The idea that the established practices can still be valid comes through very strongly in Stowe Boyd’s interview with Joe Schueller of Proctor & Gamble. Schueller is a strong proponent of Enterprise 2.0 enhancements to business practice, but he points out the P&G has 170 years of business practice under its belt, most of it still valid. What P&G wants to do with Enterprise 2.0 is not use it as an excuse to discard that 170 years of experience, but use it as a tool that better connects employees to that aggregated experience.
The Gartner Hype Cycle comes to mind as I think about Enterprise 2.0′s shift from idealistic to practical. New ideas entering the market consciousness tend to rocket up to the rarified heights of the Peak of Inflated Expectations. When people realize the idea is not ready to deliver as promised, the idea plummets into the Trough of Disillusionment. Many ideas die there and are never heard from again. But others, the valid ones, claw their way out of the trough and onto the Plateau of Productivity, a much more subtle slope than the Peak of Inflated Expectations, but a much more realistic one. It’s on the Plateau of Productivity where you see the once hyped idea begin to yield measurable benefit.

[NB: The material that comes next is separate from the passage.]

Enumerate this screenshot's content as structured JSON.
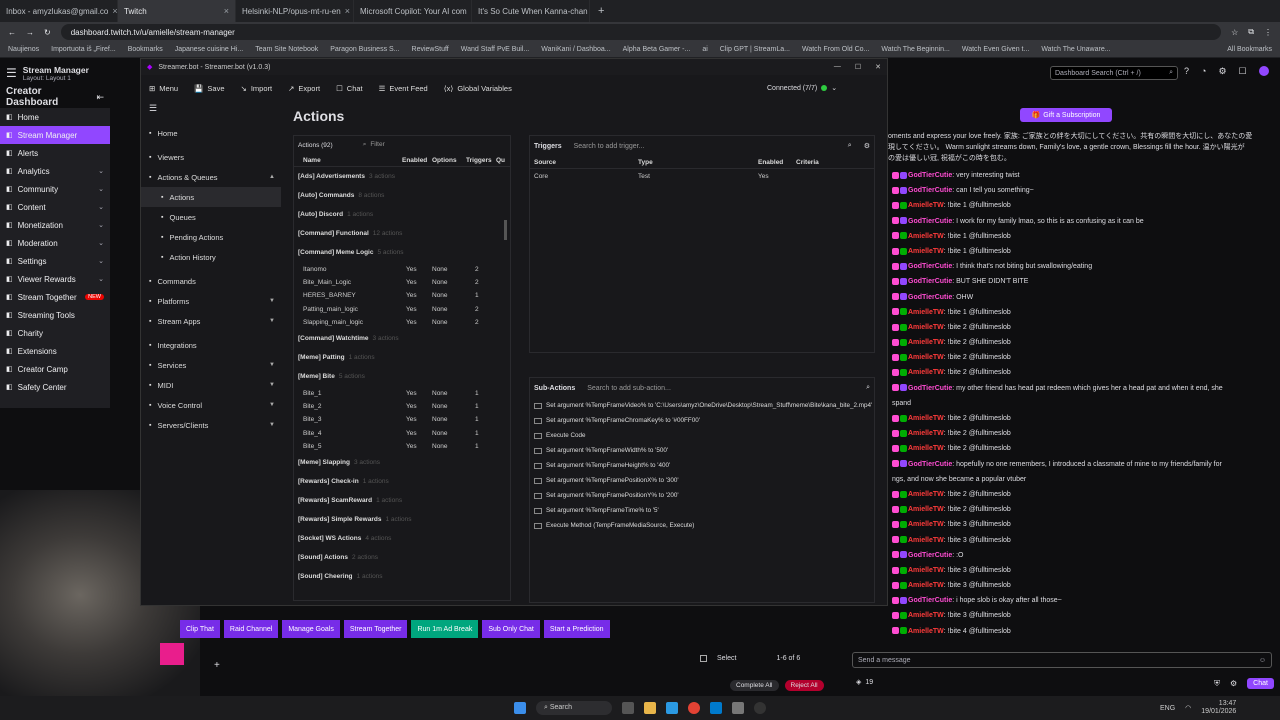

Where is Enterprise 2.0 in the hype cycle? A few posts ago I talked about the growing acknowledgment by the Enterprise 2.0 thought leaders that the idea hasn’t taken root as quickly as they’d predicted it would and today I’m talking about that same group recognizing that Enterprise 2.0′s real value is in blending with the parts of established practice that remain valid and can be made better with the addition of new practices. To me, that looks like Enterprise 2.0 stepping out of the Trough and toward the Plateau. Perhaps I overstate it and E2.0 is still climbing the Slope of Enlightenment. What do you say? We can argue the subtleties of placement, but it does seem to me we’re about to see an increase in the practical ideas for how to really make Enterprise 2.0 work.